    RED RAIN. — In Gassendi's "Life of Peiresc," the phenomenon of red-rain which has so often excited the wonder of the ignorant, and the attention of the learned, is very plausibly accounted for. About the beginning of July, 1608, large drops of what was then generally termed "the bloody shower" were observed in the vicinity of Aix, upon the walls of villas, hamlets, and towns. M. Peiresc had found a chrysalis of a remarkable size and form, and had inclosed it in a box. He thought no more of it until, hearing a buzz within the box, he opened it, and perceived the chrysalis changed into a beautiful butterfly, which immediately flew away, leaving at the bottom of the box a red drop of the size of a shilling. As this occurred about the time the shower was supposed to have fallen, and when a great many butterflies were seen in every direction, he properly concluded that the drops in question were excrementitious matter voided by the insects. Looking more closely, he found the drops seldom upon the upper surfaces of objects, but generally in cavities where insects might nestle. He also noticed that they were to be seen upon the walls of those houses only which were near the fields, and not upon the more elevated parts of them, but merely as far up as the butterflies were accustomed to flutter. The common butterfly in England deposits a red fluid very much as described by Peirsec.

    INGENIOUS INVENTION. — A pair of skates, invented by Mr. William Wallace, of Newtown Ardes, watch-maker, are in the highest degree creditable to that gentleman's scientific skill an perseverance. The machinery of this little locomotive is so arranged that it is equally serviceable on ice or on a smooth foot-path, (a flagged footway, for instance.) It consists of two perpendicular plates of iron, with pieces inserted between them, to allow a free rotary motion for three wheels, revolving along the extent covered by the foot. These wheels revolve in the action of skating, and, with the addition of a horizontal plate of wood, elevate the sole of the foot above the surface. There is, also, a large wheel at the toe-end, with a ratched [[ratchet]] or click-wheel attached, on the outside of one of the perpendicular plates, for the purpose of keeping the one foot from retrograding, while the other is progressing forward.
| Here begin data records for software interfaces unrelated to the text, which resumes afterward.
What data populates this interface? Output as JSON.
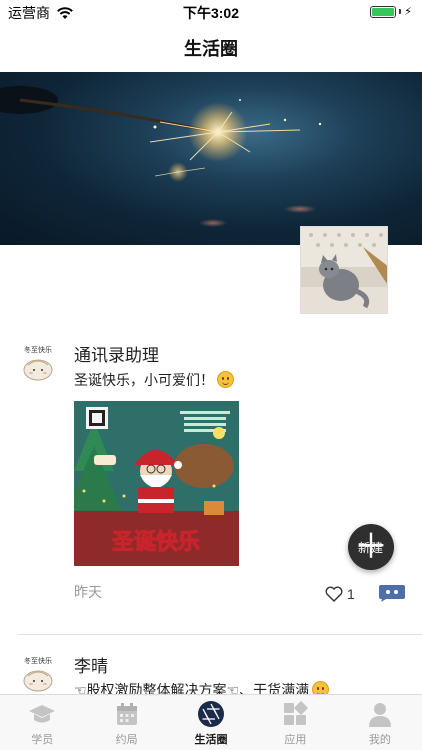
{
  "status_bar": {
    "carrier": "运营商",
    "time": "下午3:02",
    "battery_level": 1.0
  },
  "nav": {
    "title": "生活圈"
  },
  "posts": [
    {
      "author": "通讯录助理",
      "avatar_caption": "冬至快乐",
      "text": "圣诞快乐，小可爱们！",
      "emoji": "smile-emoji",
      "image_caption": "圣诞快乐",
      "time": "昨天",
      "likes": "1"
    },
    {
      "author": "李晴",
      "avatar_caption": "冬至快乐",
      "text_before": "☜股权激励整体解决方案☜、干货满满",
      "emoji": "smile-emoji"
    }
  ],
  "fab": {
    "label": "新建"
  },
  "tabs": [
    {
      "label": "学员",
      "icon": "graduation-cap-icon",
      "active": false
    },
    {
      "label": "约局",
      "icon": "calendar-icon",
      "active": false
    },
    {
      "label": "生活圈",
      "icon": "aperture-icon",
      "active": true
    },
    {
      "label": "应用",
      "icon": "apps-grid-icon",
      "active": false
    },
    {
      "label": "我的",
      "icon": "person-icon",
      "active": false
    }
  ],
  "colors": {
    "active_tab": "#1a1a1a",
    "inactive_tab": "#9a9a9a",
    "battery": "#35c759",
    "comment_icon": "#4e6fa8"
  }
}
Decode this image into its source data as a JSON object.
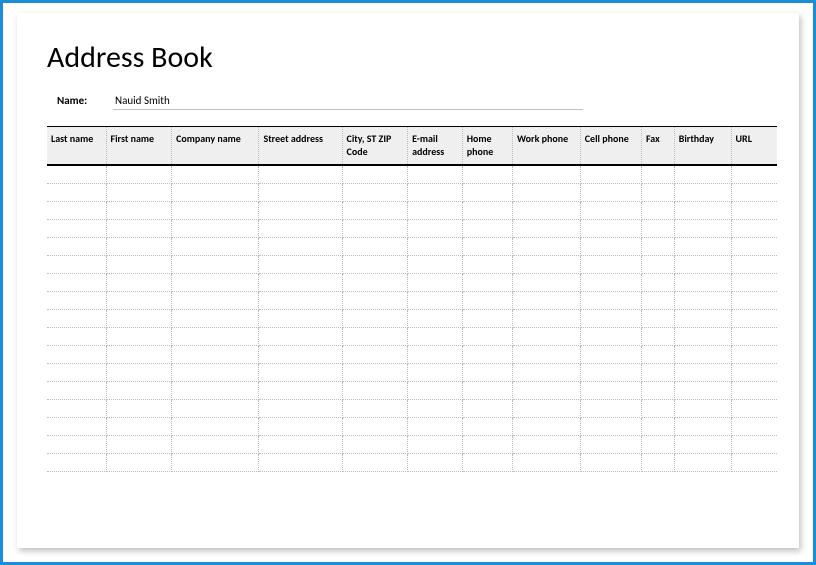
{
  "title": "Address Book",
  "name_label": "Name:",
  "name_value": "Nauid Smith",
  "columns": {
    "last_name": "Last name",
    "first_name": "First name",
    "company_name": "Company name",
    "street_address": "Street address",
    "city_st_zip": "City, ST  ZIP Code",
    "email": "E-mail address",
    "home_phone": "Home phone",
    "work_phone": "Work phone",
    "cell_phone": "Cell phone",
    "fax": "Fax",
    "birthday": "Birthday",
    "url": "URL"
  },
  "rows": [
    {},
    {},
    {},
    {},
    {},
    {},
    {},
    {},
    {},
    {},
    {},
    {},
    {},
    {},
    {},
    {},
    {}
  ]
}
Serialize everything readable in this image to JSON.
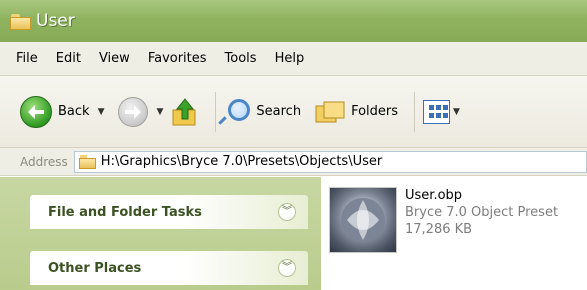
{
  "window": {
    "title": "User"
  },
  "menu": [
    "File",
    "Edit",
    "View",
    "Favorites",
    "Tools",
    "Help"
  ],
  "toolbar": {
    "back_label": "Back",
    "search_label": "Search",
    "folders_label": "Folders"
  },
  "address": {
    "label": "Address",
    "path": "H:\\Graphics\\Bryce 7.0\\Presets\\Objects\\User"
  },
  "left_pane": {
    "panels": [
      "File and Folder Tasks",
      "Other Places"
    ]
  },
  "files": [
    {
      "name": "User.obp",
      "type": "Bryce 7.0 Object Preset",
      "size": "17,286 KB"
    }
  ],
  "colors": {
    "titlebar": "#8fb35f",
    "taskpane": "#c8d7a3",
    "panel_text": "#3b5223",
    "back_button": "#2e9a22"
  }
}
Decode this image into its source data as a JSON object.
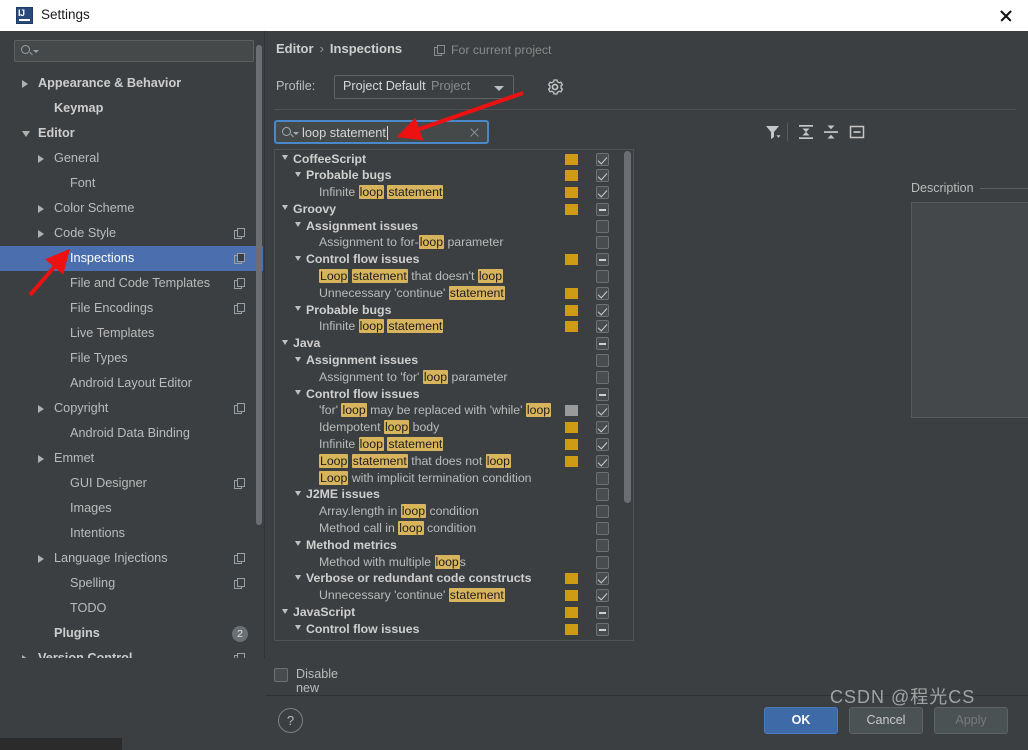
{
  "window": {
    "title": "Settings",
    "app_icon": "intellij-idea-icon",
    "close_icon": "close-icon"
  },
  "sidebar": {
    "search_placeholder": "",
    "search_icon": "search-icon",
    "items": [
      {
        "label": "Appearance & Behavior",
        "indent": 0,
        "arrow": "closed",
        "bold": true,
        "copy": false,
        "selected": false
      },
      {
        "label": "Keymap",
        "indent": 1,
        "arrow": "none",
        "bold": true,
        "copy": false,
        "selected": false
      },
      {
        "label": "Editor",
        "indent": 0,
        "arrow": "open",
        "bold": true,
        "copy": false,
        "selected": false
      },
      {
        "label": "General",
        "indent": 1,
        "arrow": "closed",
        "bold": false,
        "copy": false,
        "selected": false
      },
      {
        "label": "Font",
        "indent": 2,
        "arrow": "none",
        "bold": false,
        "copy": false,
        "selected": false
      },
      {
        "label": "Color Scheme",
        "indent": 1,
        "arrow": "closed",
        "bold": false,
        "copy": false,
        "selected": false
      },
      {
        "label": "Code Style",
        "indent": 1,
        "arrow": "closed",
        "bold": false,
        "copy": true,
        "selected": false
      },
      {
        "label": "Inspections",
        "indent": 2,
        "arrow": "none",
        "bold": false,
        "copy": true,
        "selected": true
      },
      {
        "label": "File and Code Templates",
        "indent": 2,
        "arrow": "none",
        "bold": false,
        "copy": true,
        "selected": false
      },
      {
        "label": "File Encodings",
        "indent": 2,
        "arrow": "none",
        "bold": false,
        "copy": true,
        "selected": false
      },
      {
        "label": "Live Templates",
        "indent": 2,
        "arrow": "none",
        "bold": false,
        "copy": false,
        "selected": false
      },
      {
        "label": "File Types",
        "indent": 2,
        "arrow": "none",
        "bold": false,
        "copy": false,
        "selected": false
      },
      {
        "label": "Android Layout Editor",
        "indent": 2,
        "arrow": "none",
        "bold": false,
        "copy": false,
        "selected": false
      },
      {
        "label": "Copyright",
        "indent": 1,
        "arrow": "closed",
        "bold": false,
        "copy": true,
        "selected": false
      },
      {
        "label": "Android Data Binding",
        "indent": 2,
        "arrow": "none",
        "bold": false,
        "copy": false,
        "selected": false
      },
      {
        "label": "Emmet",
        "indent": 1,
        "arrow": "closed",
        "bold": false,
        "copy": false,
        "selected": false
      },
      {
        "label": "GUI Designer",
        "indent": 2,
        "arrow": "none",
        "bold": false,
        "copy": true,
        "selected": false
      },
      {
        "label": "Images",
        "indent": 2,
        "arrow": "none",
        "bold": false,
        "copy": false,
        "selected": false
      },
      {
        "label": "Intentions",
        "indent": 2,
        "arrow": "none",
        "bold": false,
        "copy": false,
        "selected": false
      },
      {
        "label": "Language Injections",
        "indent": 1,
        "arrow": "closed",
        "bold": false,
        "copy": true,
        "selected": false
      },
      {
        "label": "Spelling",
        "indent": 2,
        "arrow": "none",
        "bold": false,
        "copy": true,
        "selected": false
      },
      {
        "label": "TODO",
        "indent": 2,
        "arrow": "none",
        "bold": false,
        "copy": false,
        "selected": false
      },
      {
        "label": "Plugins",
        "indent": 1,
        "arrow": "none",
        "bold": true,
        "copy": false,
        "selected": false,
        "badge": "2"
      },
      {
        "label": "Version Control",
        "indent": 0,
        "arrow": "closed",
        "bold": true,
        "copy": true,
        "selected": false
      }
    ]
  },
  "header": {
    "breadcrumb_1": "Editor",
    "breadcrumb_sep": "›",
    "breadcrumb_2": "Inspections",
    "for_current_project": "For current project",
    "scope_icon": "copy-icon"
  },
  "profile": {
    "label": "Profile:",
    "value": "Project Default",
    "scope": "Project",
    "gear_icon": "gear-icon",
    "dropdown_icon": "chevron-down-icon"
  },
  "search": {
    "value": "loop statement",
    "search_icon": "search-icon",
    "clear_icon": "clear-icon"
  },
  "toolbar": {
    "filter_icon": "filter-icon",
    "expand_all_icon": "expand-all-icon",
    "collapse_all_icon": "collapse-all-icon",
    "reset_icon": "reset-to-default-icon"
  },
  "inspections": {
    "highlight_terms": [
      "loop",
      "Loop",
      "statement",
      "loops"
    ],
    "rows": [
      {
        "text": "CoffeeScript",
        "indent": 0,
        "arrow": "open",
        "group": true,
        "severity": "yellow",
        "check": "on"
      },
      {
        "text": "Probable bugs",
        "indent": 1,
        "arrow": "open",
        "group": true,
        "severity": "yellow",
        "check": "on"
      },
      {
        "text": "Infinite [loop] [statement]",
        "indent": 2,
        "arrow": "none",
        "group": false,
        "severity": "yellow",
        "check": "on"
      },
      {
        "text": "Groovy",
        "indent": 0,
        "arrow": "open",
        "group": true,
        "severity": "yellow",
        "check": "dash"
      },
      {
        "text": "Assignment issues",
        "indent": 1,
        "arrow": "open",
        "group": true,
        "severity": "none",
        "check": "off"
      },
      {
        "text": "Assignment to for-[loop] parameter",
        "indent": 2,
        "arrow": "none",
        "group": false,
        "severity": "none",
        "check": "off"
      },
      {
        "text": "Control flow issues",
        "indent": 1,
        "arrow": "open",
        "group": true,
        "severity": "yellow",
        "check": "dash"
      },
      {
        "text": "[Loop] [statement] that doesn't [loop]",
        "indent": 2,
        "arrow": "none",
        "group": false,
        "severity": "none",
        "check": "off"
      },
      {
        "text": "Unnecessary 'continue' [statement]",
        "indent": 2,
        "arrow": "none",
        "group": false,
        "severity": "yellow",
        "check": "on"
      },
      {
        "text": "Probable bugs",
        "indent": 1,
        "arrow": "open",
        "group": true,
        "severity": "yellow",
        "check": "on"
      },
      {
        "text": "Infinite [loop] [statement]",
        "indent": 2,
        "arrow": "none",
        "group": false,
        "severity": "yellow",
        "check": "on"
      },
      {
        "text": "Java",
        "indent": 0,
        "arrow": "open",
        "group": true,
        "severity": "none",
        "check": "dash"
      },
      {
        "text": "Assignment issues",
        "indent": 1,
        "arrow": "open",
        "group": true,
        "severity": "none",
        "check": "off"
      },
      {
        "text": "Assignment to 'for' [loop] parameter",
        "indent": 2,
        "arrow": "none",
        "group": false,
        "severity": "none",
        "check": "off"
      },
      {
        "text": "Control flow issues",
        "indent": 1,
        "arrow": "open",
        "group": true,
        "severity": "none",
        "check": "dash"
      },
      {
        "text": "'for' [loop] may be replaced with 'while' [loop]",
        "indent": 2,
        "arrow": "none",
        "group": false,
        "severity": "gray",
        "check": "on"
      },
      {
        "text": "Idempotent [loop] body",
        "indent": 2,
        "arrow": "none",
        "group": false,
        "severity": "yellow",
        "check": "on"
      },
      {
        "text": "Infinite [loop] [statement]",
        "indent": 2,
        "arrow": "none",
        "group": false,
        "severity": "yellow",
        "check": "on"
      },
      {
        "text": "[Loop] [statement] that does not [loop]",
        "indent": 2,
        "arrow": "none",
        "group": false,
        "severity": "yellow",
        "check": "on"
      },
      {
        "text": "[Loop] with implicit termination condition",
        "indent": 2,
        "arrow": "none",
        "group": false,
        "severity": "none",
        "check": "off"
      },
      {
        "text": "J2ME issues",
        "indent": 1,
        "arrow": "open",
        "group": true,
        "severity": "none",
        "check": "off"
      },
      {
        "text": "Array.length in [loop] condition",
        "indent": 2,
        "arrow": "none",
        "group": false,
        "severity": "none",
        "check": "off"
      },
      {
        "text": "Method call in [loop] condition",
        "indent": 2,
        "arrow": "none",
        "group": false,
        "severity": "none",
        "check": "off"
      },
      {
        "text": "Method metrics",
        "indent": 1,
        "arrow": "open",
        "group": true,
        "severity": "none",
        "check": "off"
      },
      {
        "text": "Method with multiple [loop]s",
        "indent": 2,
        "arrow": "none",
        "group": false,
        "severity": "none",
        "check": "off"
      },
      {
        "text": "Verbose or redundant code constructs",
        "indent": 1,
        "arrow": "open",
        "group": true,
        "severity": "yellow",
        "check": "on"
      },
      {
        "text": "Unnecessary 'continue' [statement]",
        "indent": 2,
        "arrow": "none",
        "group": false,
        "severity": "yellow",
        "check": "on"
      },
      {
        "text": "JavaScript",
        "indent": 0,
        "arrow": "open",
        "group": true,
        "severity": "yellow",
        "check": "dash"
      },
      {
        "text": "Control flow issues",
        "indent": 1,
        "arrow": "open",
        "group": true,
        "severity": "yellow",
        "check": "dash"
      }
    ]
  },
  "description": {
    "title": "Description",
    "body": ""
  },
  "options": {
    "disable_new_label": "Disable new inspections by default",
    "disable_new_checked": false
  },
  "footer": {
    "help_label": "?",
    "ok_label": "OK",
    "cancel_label": "Cancel",
    "apply_label": "Apply"
  },
  "watermark": {
    "text": "CSDN @程光CS"
  },
  "colors": {
    "window_bg": "#3c3f41",
    "titlebar_bg": "#ffffff",
    "selection_blue": "#4b6eaf",
    "focus_blue": "#4a88c7",
    "ok_button": "#3f6aa8",
    "severity_warning": "#cf9b14",
    "severity_gray": "#9a9a9a",
    "highlight_match": "#d8b45c",
    "annotation_arrow": "#ee1111"
  }
}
    [There is nothing that is very novel in Mr. Wallace's invention; in our boyhood we used a pair of skates made as above described. A certain M. Perrine undertook for a wager to skate across the gardens of the Tuilleries, at Paris, in the month of August, 1829 — he wore instruments made in a similar manner to Mr. Wallace's. The Ravel Family have, for the last twenty years, used exactly the same sort of skates in one of their ingenious dramas — The Skaters of Wilma.] — EDS. G. M.


In "Fifty Suggestions" (Graham's, June 1849), Poe asks: "What has become of the inferior planet which Decuppis, about nine years ago, declared he saw traversing the disc of the sun?"

Poe's comment about Decuppis' observation establishing the possibility of "A twelfth world" is based on Astronomical science as it stood in 1840. Brandee's Encyclopedia (A Dictionary of Science, Literature and Art, New-York: Harper and Brothers, 1843), lists the following eleven bodies as the planets in our solar system: Mercury, Venus, The Earth, Mars, Vesta, Juno, Ceres, Pallas, Jupiter, Saturn and Uranus. Of these, Vesta, Juno, Ceres and Pallas are no longer considered full planets, being more typically classified as asteroids. For "Asteroids," Braddee's Encyclopedia notes: "ASTEROIDS. A fantastical name by which the four small and recently discovered planets, namely, June, Vesta, Ceres, and Pallas, have been sometimes designated."

Poe had already written two brief comments on the Daguerreotype for Alexander's Weekly Messenger.

[S:0 - BGM, 1840] - Edgar Allan Poe Society of Baltimore - Works - Misc - A Chapter on Science and Art [part II]